In 2012 I have decided to participate in just the single online reading challenge, although it will entail having to read 12 books to successfully complete it.

The Mount TBR Reading Challenge 2012 is hosted by My Reader's Block and participants have the option of 6 levels, the lowest being 12 books and the highest being Mt Everest, where the aim is to read more than 100 books.

The catch for this challenge is that all books must be on your TBR (to be read) pile as of the 1 January 2012. I am aiming for the lowest level of 12 books (Pike's Peak) as that is all the unread books I currently have sitting on my shelf. They are (in no particular order):

Wolf Hall by Hilary Mantel
To Die For by Sandra Byrd
Silent in the Grave by Deanna Raybourn
Dissolution by C.J. Sansom
People of the Book by Geraldine Brooks
March by Geraldine Brooks
The Lute Player by Norah Lofts
Harry Potter & the Chamber of Secrets by J.K. Rowling
From Dead to Worse by Charlaine Harris
Dead and Gone by Charlaine Harris
Dead in the Family by Charlaine Harris
Dead Reckoning by Charlaine Harris

I think this challenge will be just the inspiration I need to start reading those books I already have, rather than keep ordering new ones. Wish me luck!

Will you be taking part in any reading challenges this year?

Sunday, January 1, 2012

In the Garden in the New Year...

Well, it's 2012 already. I hope that everyone had a wonderful end to 2011, no matter how it was spent. For me, New Years' Eve isn't a big deal, so I spent mine watching a bit of television with the air con on. I didn't crawl into bed until 1am, but that wasn't due to ringing in the new year: I actually had to wait until the bedroom was cool enough to be able to sleep. It was a right scorcher here yesterday (low 40s - degrees Celsius) and today is turning out to be another.
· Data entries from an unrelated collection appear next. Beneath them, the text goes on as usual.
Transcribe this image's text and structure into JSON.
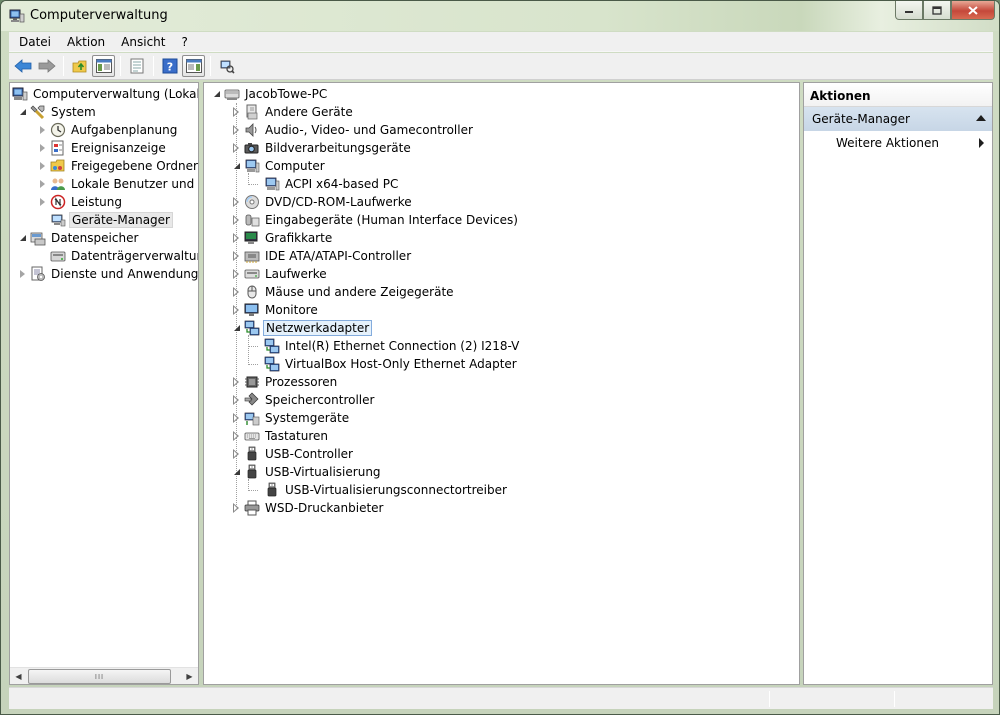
{
  "window": {
    "title": "Computerverwaltung"
  },
  "menubar": [
    "Datei",
    "Aktion",
    "Ansicht",
    "?"
  ],
  "toolbar": [
    "back-icon",
    "forward-icon",
    "up-folder-icon",
    "show-hide-tree-icon",
    "export-list-icon",
    "help-icon",
    "show-hide-action-pane-icon",
    "scan-hardware-icon"
  ],
  "left_tree": {
    "root": "Computerverwaltung (Lokal)",
    "system": "System",
    "system_items": [
      "Aufgabenplanung",
      "Ereignisanzeige",
      "Freigegebene Ordner",
      "Lokale Benutzer und Gruppen",
      "Leistung",
      "Geräte-Manager"
    ],
    "storage": "Datenspeicher",
    "storage_items": [
      "Datenträgerverwaltung"
    ],
    "services": "Dienste und Anwendungen"
  },
  "device_tree": {
    "root": "JacobTowe-PC",
    "categories": [
      "Andere Geräte",
      "Audio-, Video- und Gamecontroller",
      "Bildverarbeitungsgeräte",
      "Computer",
      "DVD/CD-ROM-Laufwerke",
      "Eingabegeräte (Human Interface Devices)",
      "Grafikkarte",
      "IDE ATA/ATAPI-Controller",
      "Laufwerke",
      "Mäuse und andere Zeigegeräte",
      "Monitore",
      "Netzwerkadapter",
      "Prozessoren",
      "Speichercontroller",
      "Systemgeräte",
      "Tastaturen",
      "USB-Controller",
      "USB-Virtualisierung",
      "WSD-Druckanbieter"
    ],
    "computer_children": [
      "ACPI x64-based PC"
    ],
    "network_children": [
      "Intel(R) Ethernet Connection (2) I218-V",
      "VirtualBox Host-Only Ethernet Adapter"
    ],
    "usbvirt_children": [
      "USB-Virtualisierungsconnectortreiber"
    ]
  },
  "actions": {
    "header": "Aktionen",
    "group": "Geräte-Manager",
    "item": "Weitere Aktionen"
  },
  "scrollbar": {
    "grip": "III"
  }
}
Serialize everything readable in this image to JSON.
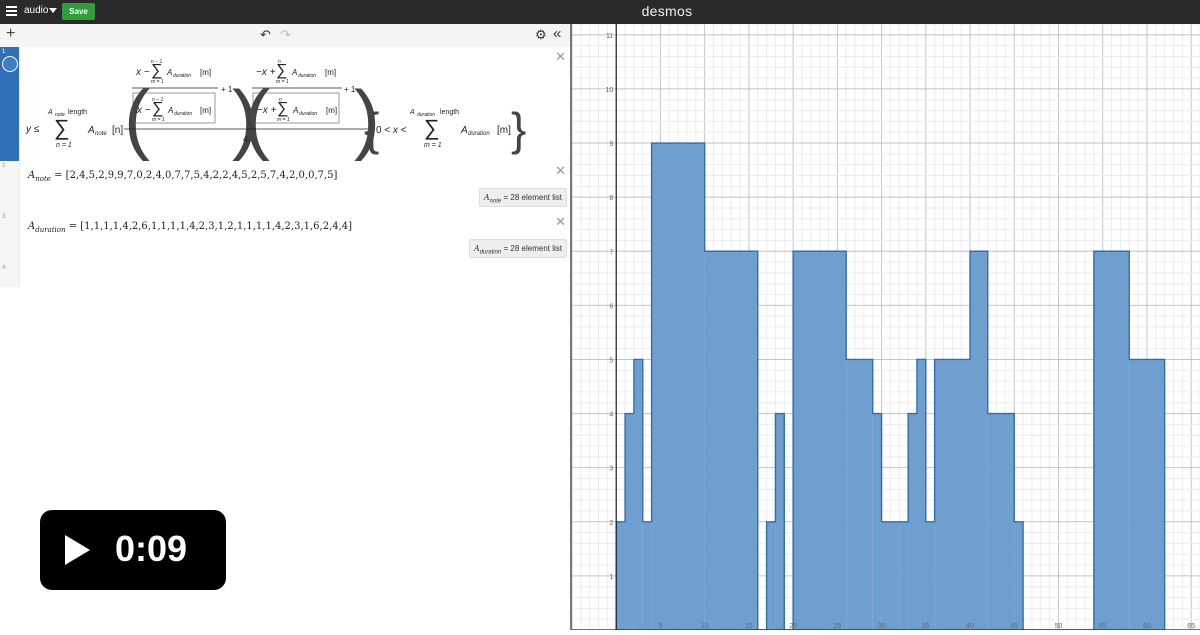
{
  "topbar": {
    "graph_title": "audio",
    "save_label": "Save",
    "logo": "desmos"
  },
  "toolbar": {
    "add": "+",
    "undo": "↶",
    "redo": "↷",
    "settings": "⚙",
    "collapse": "«"
  },
  "expressions": [
    {
      "number": "1",
      "latex": "y ≤ Σ_{n=1}^{A_note length} A_note[n] · ( (x − Σ_{m=1}^{n−1} A_duration[m]) / |x − Σ_{m=1}^{n−1} A_duration[m]| + 1 )( (−x + Σ_{m=1}^{n} A_duration[m]) / |−x + Σ_{m=1}^{n} A_duration[m]| + 1 ) / 4 {0 < x < Σ_{m=1}^{A_duration length} A_duration[m]}"
    },
    {
      "number": "2",
      "name": "A",
      "sub": "note",
      "values": "[2,4,5,2,9,9,7,0,2,4,0,7,7,5,4,2,2,4,5,2,5,7,4,2,0,0,7,5]",
      "badge_value": "28 element list"
    },
    {
      "number": "3",
      "name": "A",
      "sub": "duration",
      "values": "[1,1,1,1,4,2,6,1,1,1,1,4,2,3,1,2,1,1,1,1,4,2,3,1,6,2,4,4]",
      "badge_value": "28 element list"
    },
    {
      "number": "4"
    }
  ],
  "video": {
    "time": "0:09"
  },
  "colors": {
    "fill": "#6f9fcf",
    "stroke": "#2f6fae",
    "save": "#2f9f3b",
    "topbar": "#2a2a2a"
  },
  "chart_data": {
    "type": "area",
    "x_ticks": [
      "5",
      "10",
      "15",
      "20",
      "25",
      "30",
      "35",
      "40",
      "45",
      "50",
      "55",
      "60",
      "65"
    ],
    "y_ticks": [
      "1",
      "2",
      "3",
      "4",
      "5",
      "6",
      "7",
      "8",
      "9",
      "10",
      "11"
    ],
    "xlim": [
      -5,
      66
    ],
    "ylim": [
      0,
      11.2
    ],
    "grid": true,
    "note": [
      2,
      4,
      5,
      2,
      9,
      9,
      7,
      0,
      2,
      4,
      0,
      7,
      7,
      5,
      4,
      2,
      2,
      4,
      5,
      2,
      5,
      7,
      4,
      2,
      0,
      0,
      7,
      5
    ],
    "duration": [
      1,
      1,
      1,
      1,
      4,
      2,
      6,
      1,
      1,
      1,
      1,
      4,
      2,
      3,
      1,
      2,
      1,
      1,
      1,
      1,
      4,
      2,
      3,
      1,
      6,
      2,
      4,
      4
    ]
  }
}
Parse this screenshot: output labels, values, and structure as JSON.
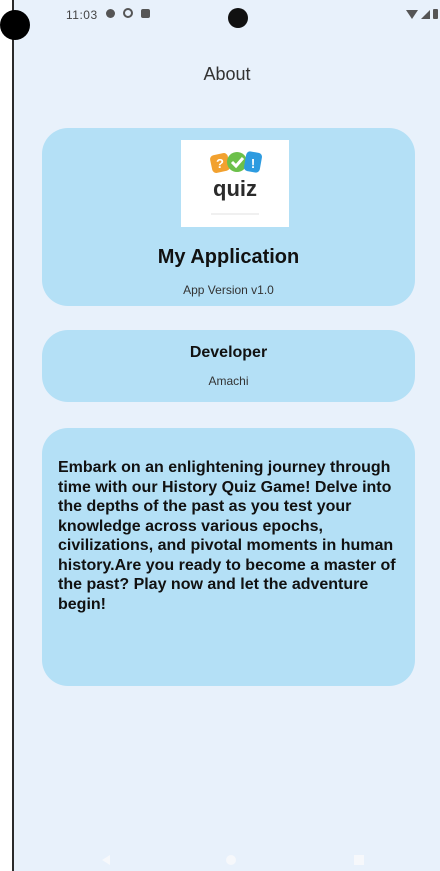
{
  "status_bar": {
    "time": "11:03",
    "icons": [
      "settings-icon",
      "location-icon",
      "sim-icon"
    ],
    "right_icons": [
      "wifi-icon",
      "signal-icon",
      "battery-icon"
    ]
  },
  "header": {
    "title": "About"
  },
  "app_card": {
    "logo_icon": "quiz-logo-icon",
    "logo_text": "quiz",
    "app_name": "My Application",
    "version": "App Version v1.0"
  },
  "developer_card": {
    "title": "Developer",
    "name": "Amachi"
  },
  "description_card": {
    "text": "Embark on an enlightening journey through time with our History Quiz Game! Delve into the depths of the past as you test your knowledge across various epochs, civilizations, and pivotal moments in human history.Are you ready to become a master of the past? Play now and let the adventure begin!"
  },
  "nav_bar": {
    "icons": [
      "back-icon",
      "home-icon",
      "recents-icon"
    ]
  },
  "colors": {
    "background": "#e8f1fb",
    "card": "#b4e0f6",
    "logo_orange": "#f2a12f",
    "logo_green": "#6cc04a",
    "logo_blue": "#2d9be0",
    "logo_text": "#2b2b2b"
  }
}
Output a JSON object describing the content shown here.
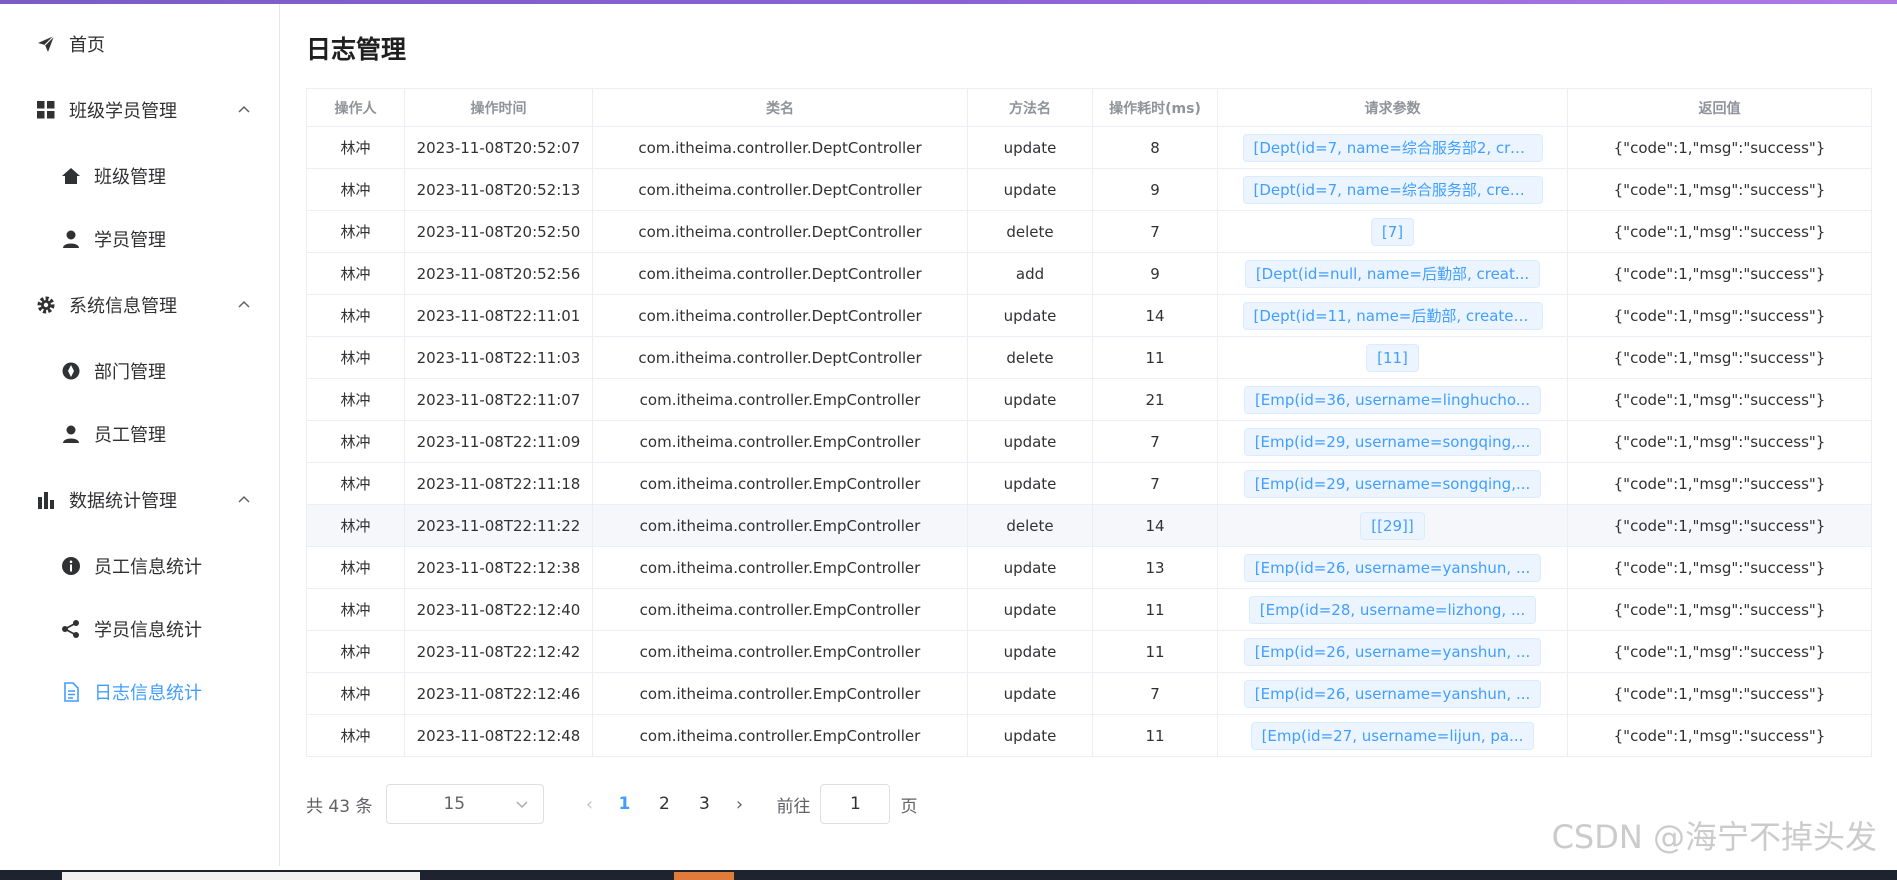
{
  "sidebar": {
    "items": [
      {
        "label": "首页",
        "icon": "paper-plane-icon"
      },
      {
        "label": "班级学员管理",
        "icon": "grid-icon"
      },
      {
        "label": "班级管理",
        "icon": "home-icon"
      },
      {
        "label": "学员管理",
        "icon": "user-icon"
      },
      {
        "label": "系统信息管理",
        "icon": "gear-icon"
      },
      {
        "label": "部门管理",
        "icon": "aperture-icon"
      },
      {
        "label": "员工管理",
        "icon": "user-icon"
      },
      {
        "label": "数据统计管理",
        "icon": "bar-chart-icon"
      },
      {
        "label": "员工信息统计",
        "icon": "info-icon"
      },
      {
        "label": "学员信息统计",
        "icon": "share-icon"
      },
      {
        "label": "日志信息统计",
        "icon": "document-icon"
      }
    ],
    "active_color": "#409eff"
  },
  "page": {
    "title": "日志管理"
  },
  "table": {
    "headers": [
      "操作人",
      "操作时间",
      "类名",
      "方法名",
      "操作耗时(ms)",
      "请求参数",
      "返回值"
    ],
    "rows": [
      [
        "林冲",
        "2023-11-08T20:52:07",
        "com.itheima.controller.DeptController",
        "update",
        "8",
        "[Dept(id=7, name=综合服务部2, creat...",
        "{\"code\":1,\"msg\":\"success\"}"
      ],
      [
        "林冲",
        "2023-11-08T20:52:13",
        "com.itheima.controller.DeptController",
        "update",
        "9",
        "[Dept(id=7, name=综合服务部, create...",
        "{\"code\":1,\"msg\":\"success\"}"
      ],
      [
        "林冲",
        "2023-11-08T20:52:50",
        "com.itheima.controller.DeptController",
        "delete",
        "7",
        "[7]",
        "{\"code\":1,\"msg\":\"success\"}"
      ],
      [
        "林冲",
        "2023-11-08T20:52:56",
        "com.itheima.controller.DeptController",
        "add",
        "9",
        "[Dept(id=null, name=后勤部, creat...",
        "{\"code\":1,\"msg\":\"success\"}"
      ],
      [
        "林冲",
        "2023-11-08T22:11:01",
        "com.itheima.controller.DeptController",
        "update",
        "14",
        "[Dept(id=11, name=后勤部, createT...",
        "{\"code\":1,\"msg\":\"success\"}"
      ],
      [
        "林冲",
        "2023-11-08T22:11:03",
        "com.itheima.controller.DeptController",
        "delete",
        "11",
        "[11]",
        "{\"code\":1,\"msg\":\"success\"}"
      ],
      [
        "林冲",
        "2023-11-08T22:11:07",
        "com.itheima.controller.EmpController",
        "update",
        "21",
        "[Emp(id=36, username=linghucho...",
        "{\"code\":1,\"msg\":\"success\"}"
      ],
      [
        "林冲",
        "2023-11-08T22:11:09",
        "com.itheima.controller.EmpController",
        "update",
        "7",
        "[Emp(id=29, username=songqing,...",
        "{\"code\":1,\"msg\":\"success\"}"
      ],
      [
        "林冲",
        "2023-11-08T22:11:18",
        "com.itheima.controller.EmpController",
        "update",
        "7",
        "[Emp(id=29, username=songqing,...",
        "{\"code\":1,\"msg\":\"success\"}"
      ],
      [
        "林冲",
        "2023-11-08T22:11:22",
        "com.itheima.controller.EmpController",
        "delete",
        "14",
        "[[29]]",
        "{\"code\":1,\"msg\":\"success\"}"
      ],
      [
        "林冲",
        "2023-11-08T22:12:38",
        "com.itheima.controller.EmpController",
        "update",
        "13",
        "[Emp(id=26, username=yanshun, ...",
        "{\"code\":1,\"msg\":\"success\"}"
      ],
      [
        "林冲",
        "2023-11-08T22:12:40",
        "com.itheima.controller.EmpController",
        "update",
        "11",
        "[Emp(id=28, username=lizhong, ...",
        "{\"code\":1,\"msg\":\"success\"}"
      ],
      [
        "林冲",
        "2023-11-08T22:12:42",
        "com.itheima.controller.EmpController",
        "update",
        "11",
        "[Emp(id=26, username=yanshun, ...",
        "{\"code\":1,\"msg\":\"success\"}"
      ],
      [
        "林冲",
        "2023-11-08T22:12:46",
        "com.itheima.controller.EmpController",
        "update",
        "7",
        "[Emp(id=26, username=yanshun, ...",
        "{\"code\":1,\"msg\":\"success\"}"
      ],
      [
        "林冲",
        "2023-11-08T22:12:48",
        "com.itheima.controller.EmpController",
        "update",
        "11",
        "[Emp(id=27, username=lijun, pa...",
        "{\"code\":1,\"msg\":\"success\"}"
      ]
    ]
  },
  "pagination": {
    "total_text": "共 43 条",
    "page_size": "15",
    "pages": [
      "1",
      "2",
      "3"
    ],
    "current_page": "1",
    "goto_prefix": "前往",
    "goto_value": "1",
    "goto_suffix": "页"
  },
  "watermark": "CSDN @海宁不掉头发"
}
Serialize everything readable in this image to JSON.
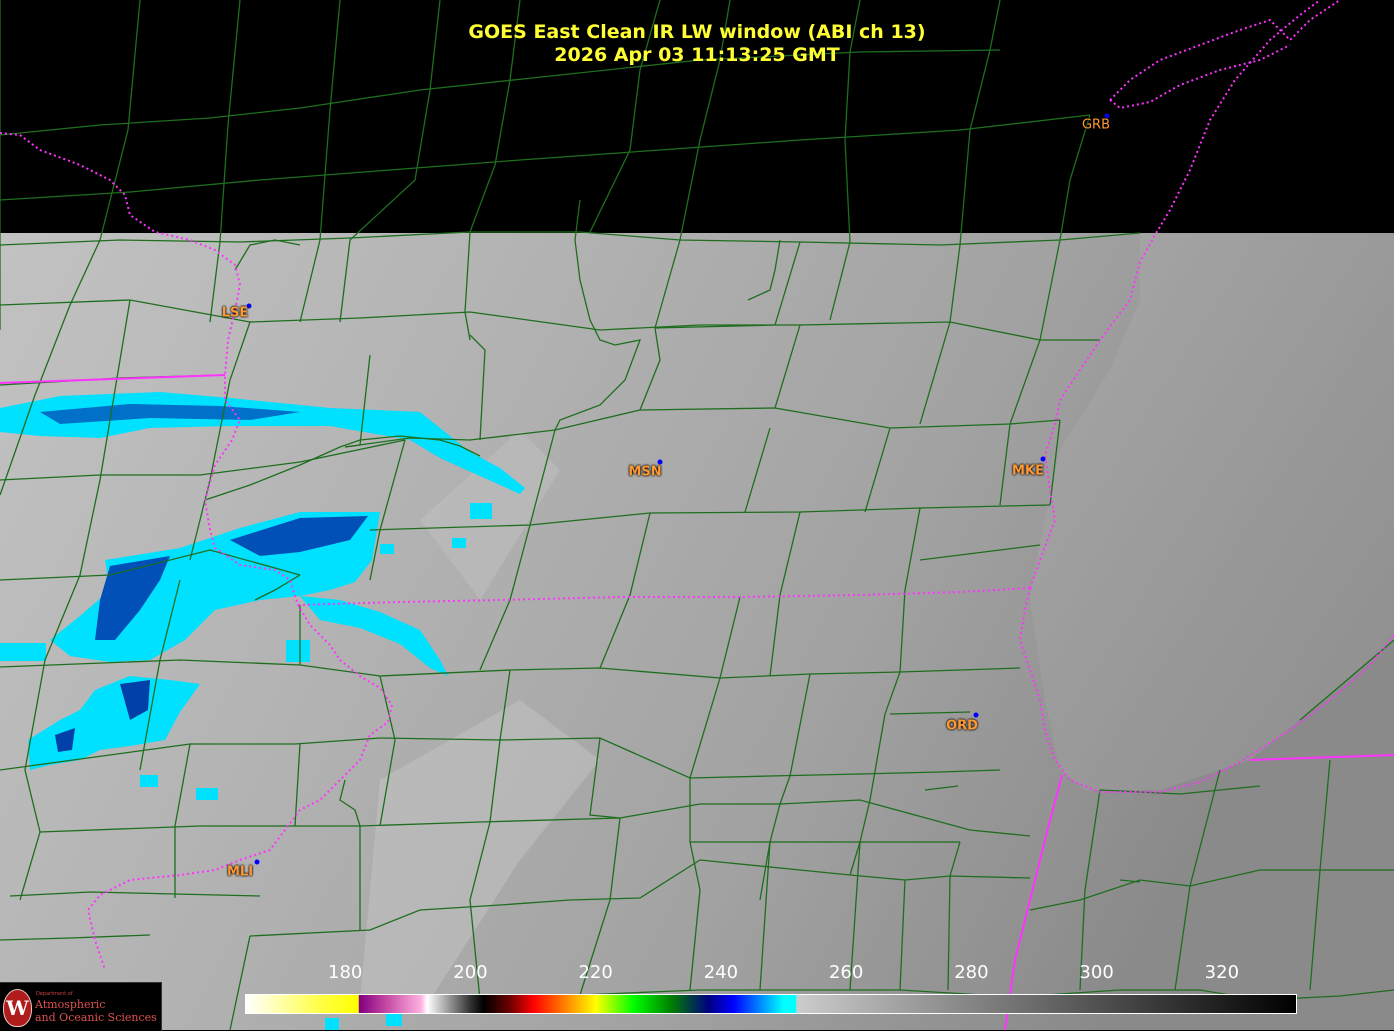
{
  "title": {
    "line1": "GOES East Clean IR LW window (ABI ch 13)",
    "line2": "2026 Apr 03  11:13:25 GMT"
  },
  "cities": [
    {
      "code": "GRB"
    },
    {
      "code": "LSE"
    },
    {
      "code": "MSN"
    },
    {
      "code": "MKE"
    },
    {
      "code": "ORD"
    },
    {
      "code": "MLI"
    }
  ],
  "colorbar": {
    "min": 164,
    "max": 332,
    "ticks": [
      "180",
      "200",
      "220",
      "240",
      "260",
      "280",
      "300",
      "320"
    ],
    "stops": [
      {
        "value": 164,
        "color": "#ffffff"
      },
      {
        "value": 176,
        "color": "#ffff44"
      },
      {
        "value": 182,
        "color": "#ffff00"
      },
      {
        "value": 182.1,
        "color": "#800080"
      },
      {
        "value": 186,
        "color": "#c040a0"
      },
      {
        "value": 192,
        "color": "#ffb0e0"
      },
      {
        "value": 193,
        "color": "#ffffff"
      },
      {
        "value": 200,
        "color": "#303030"
      },
      {
        "value": 202,
        "color": "#000000"
      },
      {
        "value": 206,
        "color": "#660000"
      },
      {
        "value": 210,
        "color": "#ff0000"
      },
      {
        "value": 215,
        "color": "#ff8000"
      },
      {
        "value": 220,
        "color": "#ffff00"
      },
      {
        "value": 226,
        "color": "#00ff00"
      },
      {
        "value": 232,
        "color": "#008000"
      },
      {
        "value": 238,
        "color": "#000080"
      },
      {
        "value": 242,
        "color": "#0000ff"
      },
      {
        "value": 246,
        "color": "#0080ff"
      },
      {
        "value": 250,
        "color": "#00ffff"
      },
      {
        "value": 252,
        "color": "#00ffff"
      },
      {
        "value": 252.1,
        "color": "#cccccc"
      },
      {
        "value": 332,
        "color": "#000000"
      }
    ]
  },
  "logo": {
    "line0": "Department of",
    "line1": "Atmospheric",
    "line2": "and Oceanic Sciences"
  },
  "colors": {
    "title": "#ffff33",
    "county": "#1e6e1e",
    "state": "#ff33ff",
    "city_label": "#ff9933",
    "city_dot": "#0000ff",
    "cloud": "#00e5ff",
    "cloud_deep": "#0050c0"
  }
}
It has only just gone midday yet outside it feels as though it is in the 40s already: I tanned picking the tomatoes this morning. Seriously.

The warm weather is germinating seeds at an exceptional rate. I sowed leeks, beets, pak choy, cauliflower, eggplant and basil just a few days ago, and now seedlings are already poking through the soil. I'm hoping these will be ready for planting later this month, or early February, if all goes to plan.

We picked the first cobs of corn this morning, along with some more roma tomatoes. On the really hot days the tomatoes are cooking on the vine, so we've taken to covering them with shade cloth during the warmest part of the day. It's helping. A little. We're having to pick the ripening tomatoes earlier than normal so they don't end up ruined. They're a lot smaller this year than what they have been in the past, and whilst we have plenty of romas, the big reds don't seem to be fruiting much at all.

I had hoped to have enough tomatoes this summer to make sauce, but it doesn't look as though that will happen. C'est la vie!

Our little vegie patch has capsicums ready to pick now too, and later this month I expect the carrots to be ready.

I need to thin the nasturtiums, though. Even with the heat they still grow like weeds, taking up more space in the vegie beds than I think is necessary. They are good at keeping away the bugs, though. I was just saying to SJ last night that we've had no thrip or aphids or grasshoppers attack our vegies this year. Only cabbage moth, but we've been able to control them. Makes gardening a lot easier, that's for sure!

What's growing in your garden these days?